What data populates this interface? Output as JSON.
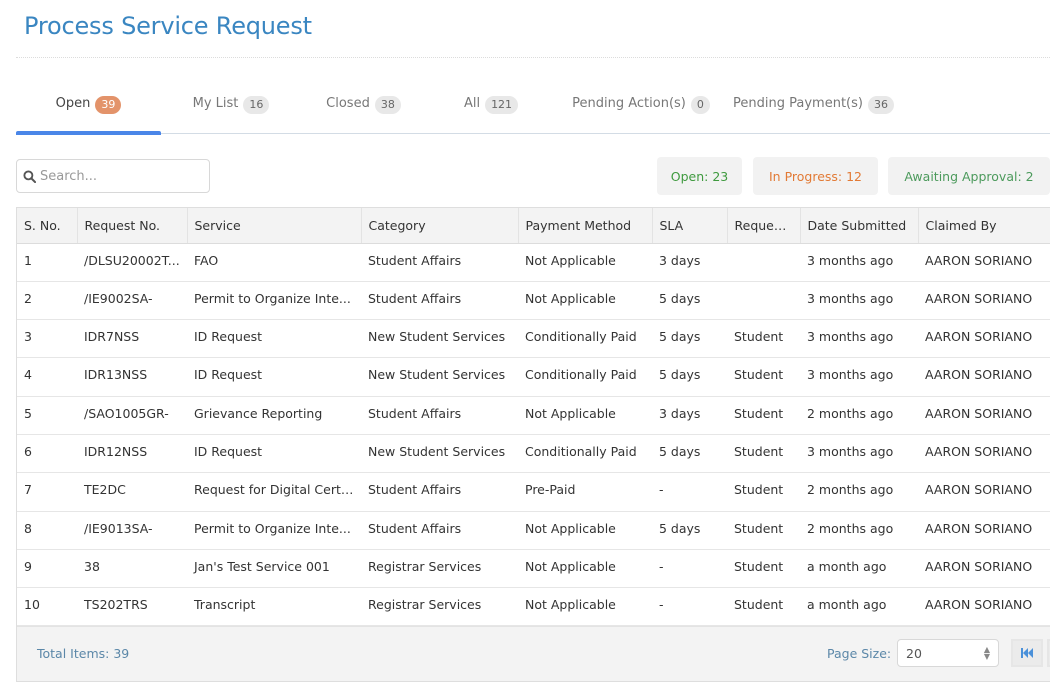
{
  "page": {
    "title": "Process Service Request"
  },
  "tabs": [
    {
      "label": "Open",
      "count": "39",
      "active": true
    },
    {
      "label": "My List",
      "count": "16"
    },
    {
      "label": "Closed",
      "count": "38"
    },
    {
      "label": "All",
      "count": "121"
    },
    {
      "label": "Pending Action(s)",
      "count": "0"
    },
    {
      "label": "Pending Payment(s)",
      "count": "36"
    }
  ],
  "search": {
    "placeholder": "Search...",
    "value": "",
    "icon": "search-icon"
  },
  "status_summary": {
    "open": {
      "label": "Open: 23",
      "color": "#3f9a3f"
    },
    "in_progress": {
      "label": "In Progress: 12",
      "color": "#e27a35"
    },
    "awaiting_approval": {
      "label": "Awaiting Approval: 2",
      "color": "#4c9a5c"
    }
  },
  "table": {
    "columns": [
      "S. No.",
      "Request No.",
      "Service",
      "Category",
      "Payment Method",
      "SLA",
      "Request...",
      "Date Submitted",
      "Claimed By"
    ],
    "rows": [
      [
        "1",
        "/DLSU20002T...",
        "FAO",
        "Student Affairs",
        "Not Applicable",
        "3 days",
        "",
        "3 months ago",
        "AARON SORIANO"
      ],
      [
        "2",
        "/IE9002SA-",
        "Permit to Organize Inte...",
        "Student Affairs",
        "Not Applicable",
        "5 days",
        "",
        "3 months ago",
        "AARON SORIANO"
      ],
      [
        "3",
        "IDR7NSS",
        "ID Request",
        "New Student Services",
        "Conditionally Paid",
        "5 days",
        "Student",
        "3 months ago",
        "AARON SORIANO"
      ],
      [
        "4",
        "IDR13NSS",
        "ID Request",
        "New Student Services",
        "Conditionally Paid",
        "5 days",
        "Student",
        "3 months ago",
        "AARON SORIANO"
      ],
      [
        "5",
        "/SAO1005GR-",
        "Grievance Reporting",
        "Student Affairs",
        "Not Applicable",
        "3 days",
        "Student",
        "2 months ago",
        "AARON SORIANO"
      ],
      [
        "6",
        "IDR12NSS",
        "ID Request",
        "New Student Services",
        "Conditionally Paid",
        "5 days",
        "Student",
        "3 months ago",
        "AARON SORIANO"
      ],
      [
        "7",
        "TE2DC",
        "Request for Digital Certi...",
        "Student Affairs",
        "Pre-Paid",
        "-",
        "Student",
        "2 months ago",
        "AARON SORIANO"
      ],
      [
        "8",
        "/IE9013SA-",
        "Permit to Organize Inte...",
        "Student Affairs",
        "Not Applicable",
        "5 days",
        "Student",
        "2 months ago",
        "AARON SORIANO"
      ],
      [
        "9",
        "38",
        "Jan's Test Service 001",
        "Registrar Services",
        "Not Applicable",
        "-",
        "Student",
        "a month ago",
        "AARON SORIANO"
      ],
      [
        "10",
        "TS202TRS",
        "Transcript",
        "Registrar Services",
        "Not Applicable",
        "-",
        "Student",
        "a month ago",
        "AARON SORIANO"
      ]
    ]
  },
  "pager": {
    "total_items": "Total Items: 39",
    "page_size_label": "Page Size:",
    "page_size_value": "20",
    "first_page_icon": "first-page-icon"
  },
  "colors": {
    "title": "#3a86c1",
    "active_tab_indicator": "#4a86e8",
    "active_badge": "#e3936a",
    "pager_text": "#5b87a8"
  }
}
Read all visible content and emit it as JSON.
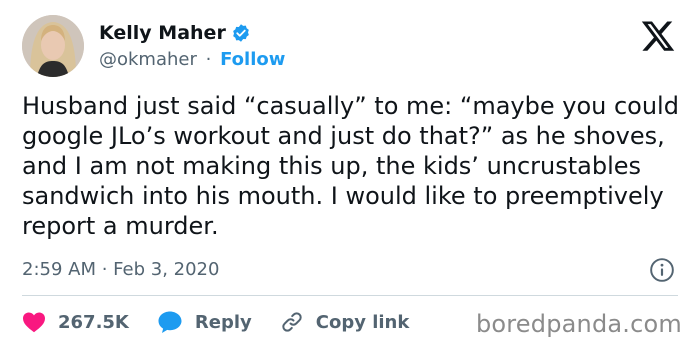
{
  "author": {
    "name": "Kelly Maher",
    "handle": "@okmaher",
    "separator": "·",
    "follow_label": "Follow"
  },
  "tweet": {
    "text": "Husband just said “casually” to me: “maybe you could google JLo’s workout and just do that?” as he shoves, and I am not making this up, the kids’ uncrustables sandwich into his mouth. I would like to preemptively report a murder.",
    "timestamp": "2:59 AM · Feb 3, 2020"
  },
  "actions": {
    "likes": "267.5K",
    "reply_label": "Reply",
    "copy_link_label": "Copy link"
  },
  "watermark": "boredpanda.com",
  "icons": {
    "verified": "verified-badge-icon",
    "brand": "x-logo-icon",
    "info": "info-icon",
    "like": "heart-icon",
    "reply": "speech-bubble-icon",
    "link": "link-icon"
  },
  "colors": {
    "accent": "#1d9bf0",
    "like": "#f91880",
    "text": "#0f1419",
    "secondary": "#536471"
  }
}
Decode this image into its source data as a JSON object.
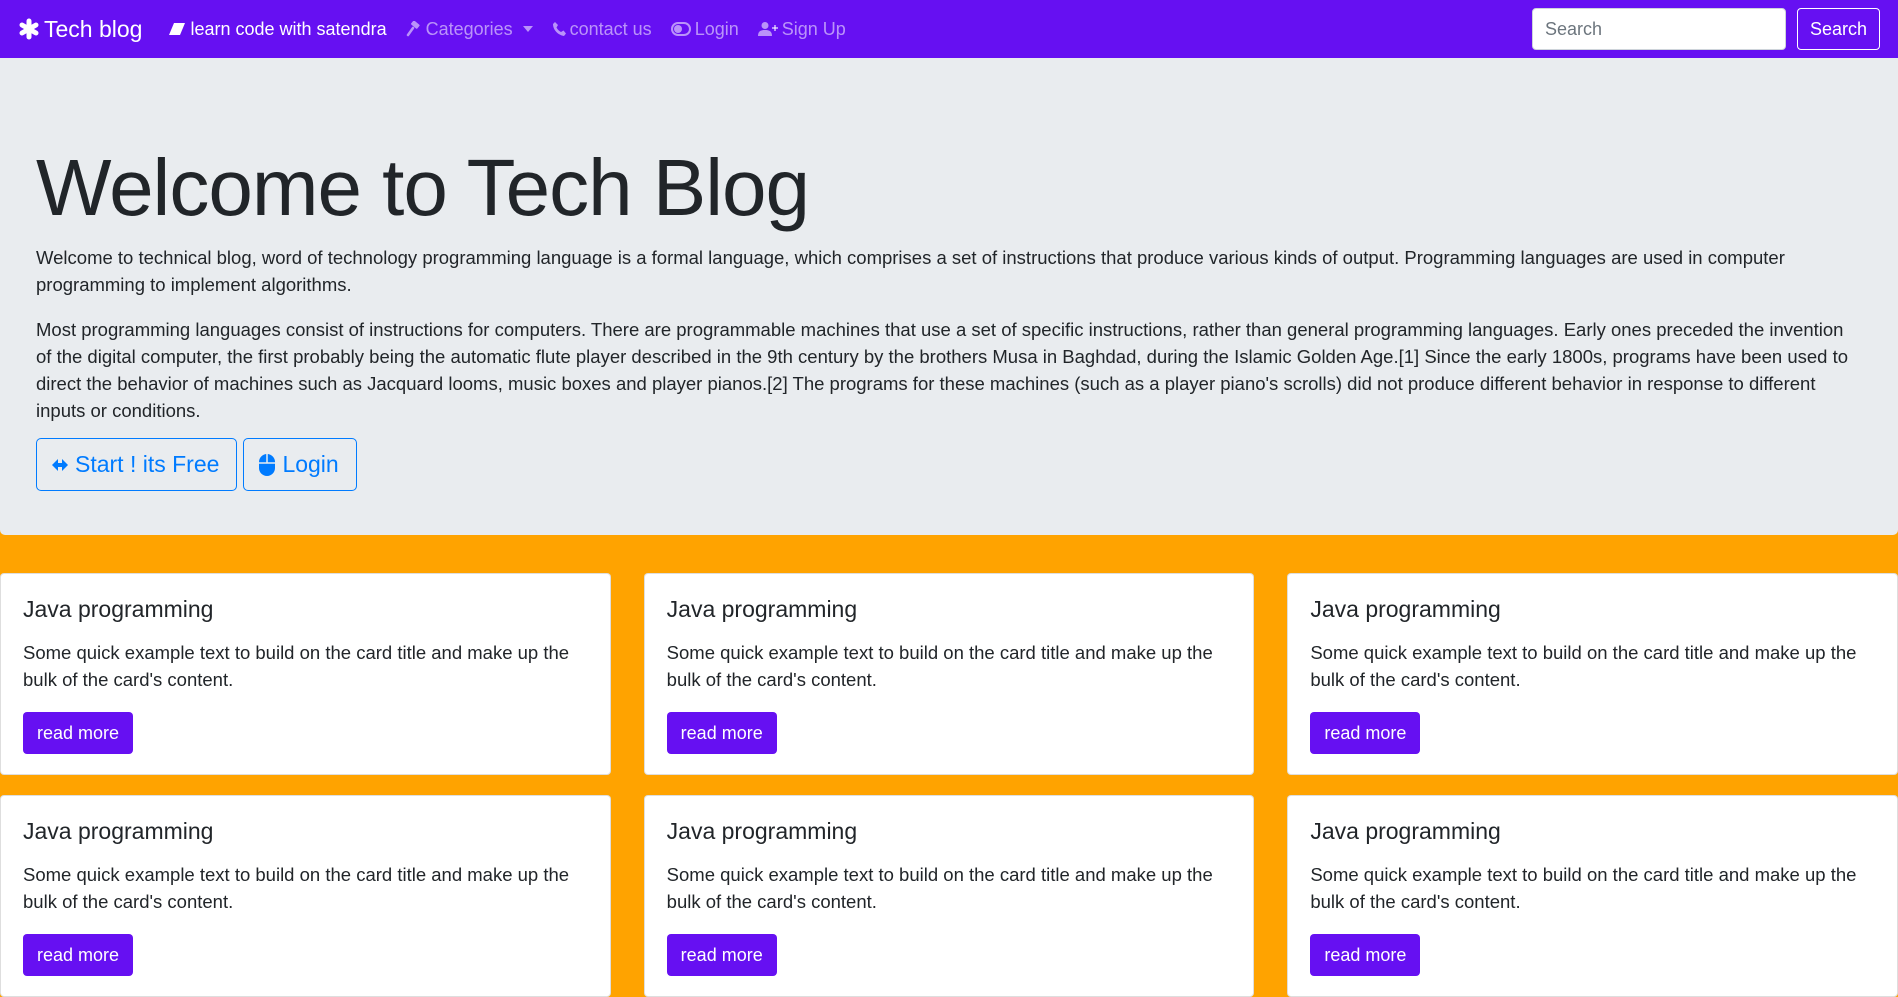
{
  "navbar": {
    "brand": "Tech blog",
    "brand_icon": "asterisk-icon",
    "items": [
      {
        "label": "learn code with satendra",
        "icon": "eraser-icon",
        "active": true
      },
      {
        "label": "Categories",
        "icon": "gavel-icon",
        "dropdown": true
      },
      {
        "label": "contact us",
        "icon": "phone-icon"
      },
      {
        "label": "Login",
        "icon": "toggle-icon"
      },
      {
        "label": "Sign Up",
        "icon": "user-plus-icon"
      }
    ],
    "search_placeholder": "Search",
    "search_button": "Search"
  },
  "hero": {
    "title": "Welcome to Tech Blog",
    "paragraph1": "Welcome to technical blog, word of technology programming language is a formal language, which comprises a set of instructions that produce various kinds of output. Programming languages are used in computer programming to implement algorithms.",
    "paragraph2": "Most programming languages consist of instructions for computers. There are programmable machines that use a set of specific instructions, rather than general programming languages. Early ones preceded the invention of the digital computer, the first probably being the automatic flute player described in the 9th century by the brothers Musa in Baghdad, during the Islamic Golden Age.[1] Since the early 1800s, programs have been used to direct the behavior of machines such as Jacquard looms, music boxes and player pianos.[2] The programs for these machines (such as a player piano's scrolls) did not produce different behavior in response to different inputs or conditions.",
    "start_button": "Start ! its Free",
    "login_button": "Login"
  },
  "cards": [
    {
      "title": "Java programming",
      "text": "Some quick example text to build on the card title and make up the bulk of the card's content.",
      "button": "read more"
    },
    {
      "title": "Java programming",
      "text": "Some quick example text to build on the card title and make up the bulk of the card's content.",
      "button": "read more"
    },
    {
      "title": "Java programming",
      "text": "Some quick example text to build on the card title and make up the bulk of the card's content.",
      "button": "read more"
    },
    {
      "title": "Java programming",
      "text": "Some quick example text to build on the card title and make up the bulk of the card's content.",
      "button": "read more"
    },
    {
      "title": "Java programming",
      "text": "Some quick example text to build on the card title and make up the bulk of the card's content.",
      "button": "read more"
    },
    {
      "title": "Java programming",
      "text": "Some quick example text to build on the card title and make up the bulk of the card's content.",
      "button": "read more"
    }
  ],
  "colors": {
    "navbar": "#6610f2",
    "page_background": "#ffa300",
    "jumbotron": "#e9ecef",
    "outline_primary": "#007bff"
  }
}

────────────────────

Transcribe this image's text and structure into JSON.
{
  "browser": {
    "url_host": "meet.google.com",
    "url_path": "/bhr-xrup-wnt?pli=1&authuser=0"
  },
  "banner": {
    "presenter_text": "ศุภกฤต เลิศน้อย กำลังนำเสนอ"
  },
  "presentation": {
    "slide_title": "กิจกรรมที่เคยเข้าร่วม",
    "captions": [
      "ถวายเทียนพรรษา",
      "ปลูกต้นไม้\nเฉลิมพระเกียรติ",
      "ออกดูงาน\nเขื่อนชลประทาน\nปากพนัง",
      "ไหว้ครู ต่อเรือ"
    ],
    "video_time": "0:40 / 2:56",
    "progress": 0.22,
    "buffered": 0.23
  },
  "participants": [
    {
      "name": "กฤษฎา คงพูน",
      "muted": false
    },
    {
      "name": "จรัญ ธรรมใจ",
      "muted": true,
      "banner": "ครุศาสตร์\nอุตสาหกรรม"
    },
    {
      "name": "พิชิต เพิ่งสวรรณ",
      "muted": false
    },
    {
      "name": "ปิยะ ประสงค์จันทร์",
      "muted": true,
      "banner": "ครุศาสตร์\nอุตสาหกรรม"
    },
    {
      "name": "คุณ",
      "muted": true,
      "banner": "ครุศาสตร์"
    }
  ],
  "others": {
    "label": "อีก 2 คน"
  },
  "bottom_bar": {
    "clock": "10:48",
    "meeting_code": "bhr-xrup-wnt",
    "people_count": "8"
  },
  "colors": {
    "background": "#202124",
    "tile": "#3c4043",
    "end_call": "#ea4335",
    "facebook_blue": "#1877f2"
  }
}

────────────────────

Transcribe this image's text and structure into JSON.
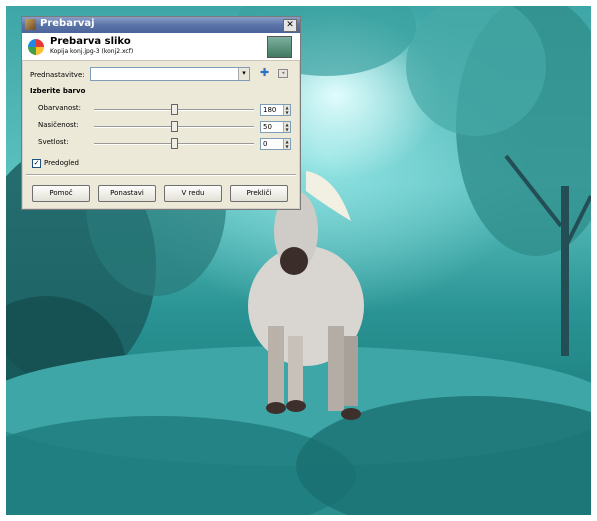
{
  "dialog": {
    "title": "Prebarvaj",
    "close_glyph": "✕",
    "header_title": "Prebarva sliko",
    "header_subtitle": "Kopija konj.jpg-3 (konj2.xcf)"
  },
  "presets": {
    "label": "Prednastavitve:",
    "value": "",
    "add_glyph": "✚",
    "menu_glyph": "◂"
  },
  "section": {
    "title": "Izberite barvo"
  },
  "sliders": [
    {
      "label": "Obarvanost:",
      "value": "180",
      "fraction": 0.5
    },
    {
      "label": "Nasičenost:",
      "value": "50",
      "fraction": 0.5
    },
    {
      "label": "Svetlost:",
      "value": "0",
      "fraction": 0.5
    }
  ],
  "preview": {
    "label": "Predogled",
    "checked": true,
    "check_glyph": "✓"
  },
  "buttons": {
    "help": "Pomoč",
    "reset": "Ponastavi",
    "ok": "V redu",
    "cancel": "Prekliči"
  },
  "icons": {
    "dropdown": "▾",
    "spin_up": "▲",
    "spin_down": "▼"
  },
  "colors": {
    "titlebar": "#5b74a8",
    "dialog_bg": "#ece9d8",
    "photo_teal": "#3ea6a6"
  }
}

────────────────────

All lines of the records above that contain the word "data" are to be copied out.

▸ **Output of the task**:
What data populates this interface? Output as JSON.
Decode this image into its source data as a JSON object.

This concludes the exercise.